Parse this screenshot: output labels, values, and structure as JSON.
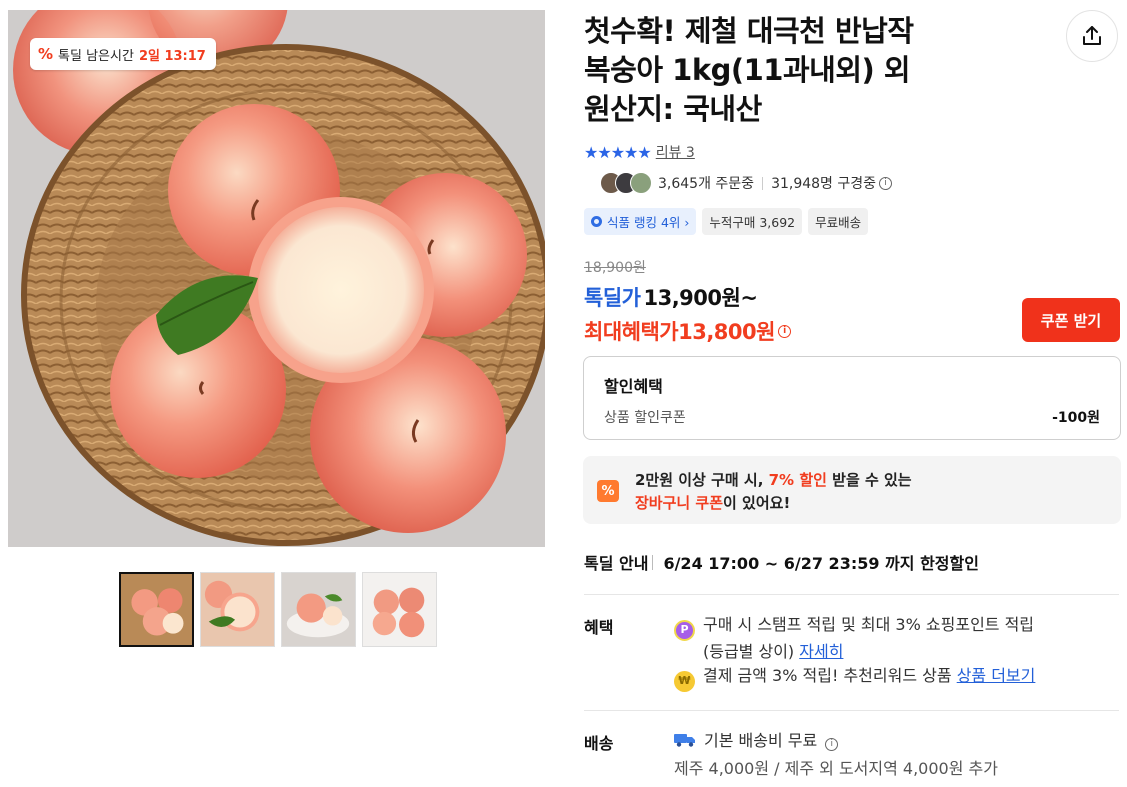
{
  "image": {
    "timer_badge": {
      "icon": "percent-icon",
      "label": "톡딜 남은시간",
      "value": "2일 13:17"
    },
    "thumbnails": [
      "thumbnail-1",
      "thumbnail-2",
      "thumbnail-3",
      "thumbnail-4"
    ]
  },
  "product": {
    "title_lines": [
      "첫수확! 제철 대극천 반납작",
      "복숭아 1kg(11과내외) 외",
      "원산지: 국내산"
    ],
    "stars": "★★★★★",
    "review_label": "리뷰 3",
    "orders": "3,645개 주문중",
    "viewers": "31,948명 구경중"
  },
  "chips": {
    "rank": "식품 랭킹 4위 ›",
    "cumulative": "누적구매 3,692",
    "shipping": "무료배송"
  },
  "price": {
    "original": "18,900원",
    "sale_label": "톡딜가",
    "sale_price": "13,900원~",
    "max_label": "최대혜택가",
    "max_price": "13,800원",
    "coupon_button": "쿠폰 받기"
  },
  "discount": {
    "title": "할인혜택",
    "item_label": "상품 할인쿠폰",
    "item_value": "-100원"
  },
  "cart_coupon": {
    "line1_a": "2만원 이상 구매 시, ",
    "line1_b": "7% 할인",
    "line1_c": " 받을 수 있는",
    "line2_a": "장바구니 쿠폰",
    "line2_b": "이 있어요!"
  },
  "deal": {
    "label": "톡딜 안내",
    "period": "6/24 17:00 ~ 6/27 23:59 까지 한정할인"
  },
  "benefits": {
    "label": "혜택",
    "item1_text": "구매 시 스탬프 적립 및 최대 3% 쇼핑포인트 적립",
    "item1_text2": "(등급별 상이) ",
    "item1_link": "자세히",
    "item2_text": "결제 금액 3% 적립! 추천리워드 상품 ",
    "item2_link": "상품 더보기"
  },
  "shipping": {
    "label": "배송",
    "basic": "기본 배송비 무료",
    "extra": "제주 4,000원 / 제주 외 도서지역 4,000원 추가"
  },
  "colors": {
    "accent_blue": "#2360d8",
    "accent_red": "#f13d1f",
    "coupon_button": "#f0321b"
  }
}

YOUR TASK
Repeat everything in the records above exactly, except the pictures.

YOUR RESPONSE
Parse this screenshot: output labels, values, and structure as JSON.
{
  "image": {
    "timer_badge": {
      "icon": "percent-icon",
      "label": "톡딜 남은시간",
      "value": "2일 13:17"
    },
    "thumbnails": [
      "thumbnail-1",
      "thumbnail-2",
      "thumbnail-3",
      "thumbnail-4"
    ]
  },
  "product": {
    "title_lines": [
      "첫수확! 제철 대극천 반납작",
      "복숭아 1kg(11과내외) 외",
      "원산지: 국내산"
    ],
    "stars": "★★★★★",
    "review_label": "리뷰 3",
    "orders": "3,645개 주문중",
    "viewers": "31,948명 구경중"
  },
  "chips": {
    "rank": "식품 랭킹 4위 ›",
    "cumulative": "누적구매 3,692",
    "shipping": "무료배송"
  },
  "price": {
    "original": "18,900원",
    "sale_label": "톡딜가",
    "sale_price": "13,900원~",
    "max_label": "최대혜택가",
    "max_price": "13,800원",
    "coupon_button": "쿠폰 받기"
  },
  "discount": {
    "title": "할인혜택",
    "item_label": "상품 할인쿠폰",
    "item_value": "-100원"
  },
  "cart_coupon": {
    "line1_a": "2만원 이상 구매 시, ",
    "line1_b": "7% 할인",
    "line1_c": " 받을 수 있는",
    "line2_a": "장바구니 쿠폰",
    "line2_b": "이 있어요!"
  },
  "deal": {
    "label": "톡딜 안내",
    "period": "6/24 17:00 ~ 6/27 23:59 까지 한정할인"
  },
  "benefits": {
    "label": "혜택",
    "item1_text": "구매 시 스탬프 적립 및 최대 3% 쇼핑포인트 적립",
    "item1_text2": "(등급별 상이) ",
    "item1_link": "자세히",
    "item2_text": "결제 금액 3% 적립! 추천리워드 상품 ",
    "item2_link": "상품 더보기"
  },
  "shipping": {
    "label": "배송",
    "basic": "기본 배송비 무료",
    "extra": "제주 4,000원 / 제주 외 도서지역 4,000원 추가"
  },
  "colors": {
    "accent_blue": "#2360d8",
    "accent_red": "#f13d1f",
    "coupon_button": "#f0321b"
  }
}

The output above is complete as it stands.